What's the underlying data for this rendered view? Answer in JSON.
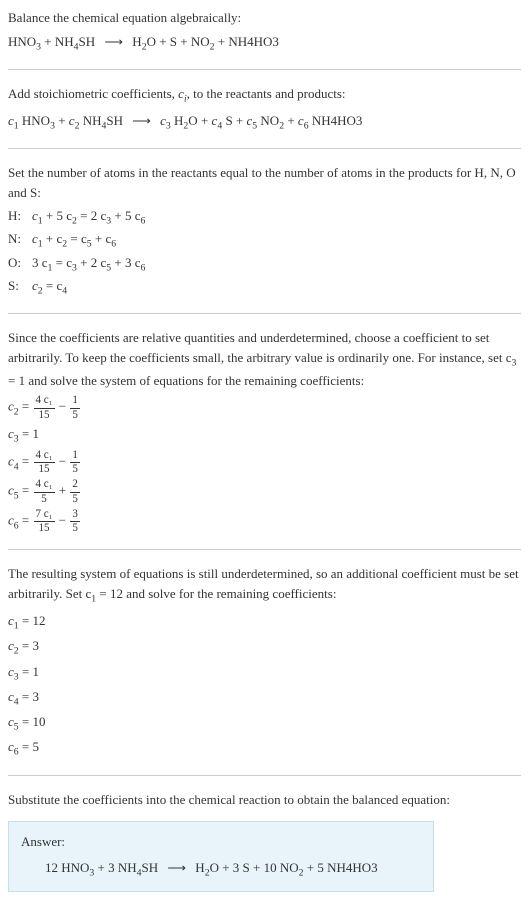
{
  "section1": {
    "title": "Balance the chemical equation algebraically:",
    "equation_parts": {
      "left1": "HNO",
      "left1_sub": "3",
      "plus1": " + NH",
      "plus1_sub": "4",
      "left2": "SH ",
      "arrow": "⟶",
      "right1": " H",
      "right1_sub": "2",
      "right2": "O + S + NO",
      "right2_sub": "2",
      "right3": " + NH4HO3"
    }
  },
  "section2": {
    "title_a": "Add stoichiometric coefficients, ",
    "title_i": "c",
    "title_isub": "i",
    "title_b": ", to the reactants and products:",
    "eq_parts": {
      "c1": "c",
      "c1s": "1",
      "t1": " HNO",
      "t1s": "3",
      "p1": " + ",
      "c2": "c",
      "c2s": "2",
      "t2": " NH",
      "t2s": "4",
      "t2b": "SH ",
      "arrow": "⟶",
      "c3": " c",
      "c3s": "3",
      "t3": " H",
      "t3s": "2",
      "t3b": "O + ",
      "c4": "c",
      "c4s": "4",
      "t4": " S + ",
      "c5": "c",
      "c5s": "5",
      "t5": " NO",
      "t5s": "2",
      "p5": " + ",
      "c6": "c",
      "c6s": "6",
      "t6": " NH4HO3"
    }
  },
  "section3": {
    "title": "Set the number of atoms in the reactants equal to the number of atoms in the products for H, N, O and S:",
    "rows": [
      {
        "label": "H:",
        "lhs_a": "c",
        "lhs_as": "1",
        "lhs_b": " + 5 c",
        "lhs_bs": "2",
        "eq": " = 2 c",
        "rhs_as": "3",
        "rhs_b": " + 5 c",
        "rhs_bs": "6"
      },
      {
        "label": "N:",
        "lhs_a": "c",
        "lhs_as": "1",
        "lhs_b": " + c",
        "lhs_bs": "2",
        "eq": " = c",
        "rhs_as": "5",
        "rhs_b": " + c",
        "rhs_bs": "6"
      },
      {
        "label": "O:",
        "lhs_a": "3 c",
        "lhs_as": "1",
        "lhs_b": "",
        "lhs_bs": "",
        "eq": " = c",
        "rhs_as": "3",
        "rhs_b": " + 2 c",
        "rhs_bs": "5",
        "rhs_c": " + 3 c",
        "rhs_cs": "6"
      },
      {
        "label": "S:",
        "lhs_a": "c",
        "lhs_as": "2",
        "lhs_b": "",
        "lhs_bs": "",
        "eq": " = c",
        "rhs_as": "4",
        "rhs_b": "",
        "rhs_bs": ""
      }
    ]
  },
  "section4": {
    "title_a": "Since the coefficients are relative quantities and underdetermined, choose a coefficient to set arbitrarily. To keep the coefficients small, the arbitrary value is ordinarily one. For instance, set c",
    "title_sub": "3",
    "title_b": " = 1 and solve the system of equations for the remaining coefficients:",
    "coeffs": {
      "c2": {
        "lhs": "c",
        "lhs_s": "2",
        "eq": " = ",
        "f1n": "4 c₁",
        "f1d": "15",
        "minus": " − ",
        "f2n": "1",
        "f2d": "5"
      },
      "c3": {
        "lhs": "c",
        "lhs_s": "3",
        "eq": " = 1"
      },
      "c4": {
        "lhs": "c",
        "lhs_s": "4",
        "eq": " = ",
        "f1n": "4 c₁",
        "f1d": "15",
        "minus": " − ",
        "f2n": "1",
        "f2d": "5"
      },
      "c5": {
        "lhs": "c",
        "lhs_s": "5",
        "eq": " = ",
        "f1n": "4 c₁",
        "f1d": "5",
        "minus": " + ",
        "f2n": "2",
        "f2d": "5"
      },
      "c6": {
        "lhs": "c",
        "lhs_s": "6",
        "eq": " = ",
        "f1n": "7 c₁",
        "f1d": "15",
        "minus": " − ",
        "f2n": "3",
        "f2d": "5"
      }
    }
  },
  "section5": {
    "title_a": "The resulting system of equations is still underdetermined, so an additional coefficient must be set arbitrarily. Set c",
    "title_sub": "1",
    "title_b": " = 12 and solve for the remaining coefficients:",
    "coeffs": [
      {
        "c": "c",
        "s": "1",
        "v": " = 12"
      },
      {
        "c": "c",
        "s": "2",
        "v": " = 3"
      },
      {
        "c": "c",
        "s": "3",
        "v": " = 1"
      },
      {
        "c": "c",
        "s": "4",
        "v": " = 3"
      },
      {
        "c": "c",
        "s": "5",
        "v": " = 10"
      },
      {
        "c": "c",
        "s": "6",
        "v": " = 5"
      }
    ]
  },
  "section6": {
    "title": "Substitute the coefficients into the chemical reaction to obtain the balanced equation:",
    "answer_label": "Answer:",
    "answer_parts": {
      "t1": "12 HNO",
      "t1s": "3",
      "t2": " + 3 NH",
      "t2s": "4",
      "t3": "SH ",
      "arrow": "⟶",
      "t4": " H",
      "t4s": "2",
      "t5": "O + 3 S + 10 NO",
      "t5s": "2",
      "t6": " + 5 NH4HO3"
    }
  }
}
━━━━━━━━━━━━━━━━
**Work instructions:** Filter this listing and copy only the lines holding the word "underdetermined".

**Solution for this exercise:**
    "title_a": "Since the coefficients are relative quantities and underdetermined, choose a coefficient to set arbitrarily. To keep the coefficients small, the arbitrary value is ordinarily one. For instance, set c",
    "title_a": "The resulting system of equations is still underdetermined, so an additional coefficient must be set arbitrarily. Set c",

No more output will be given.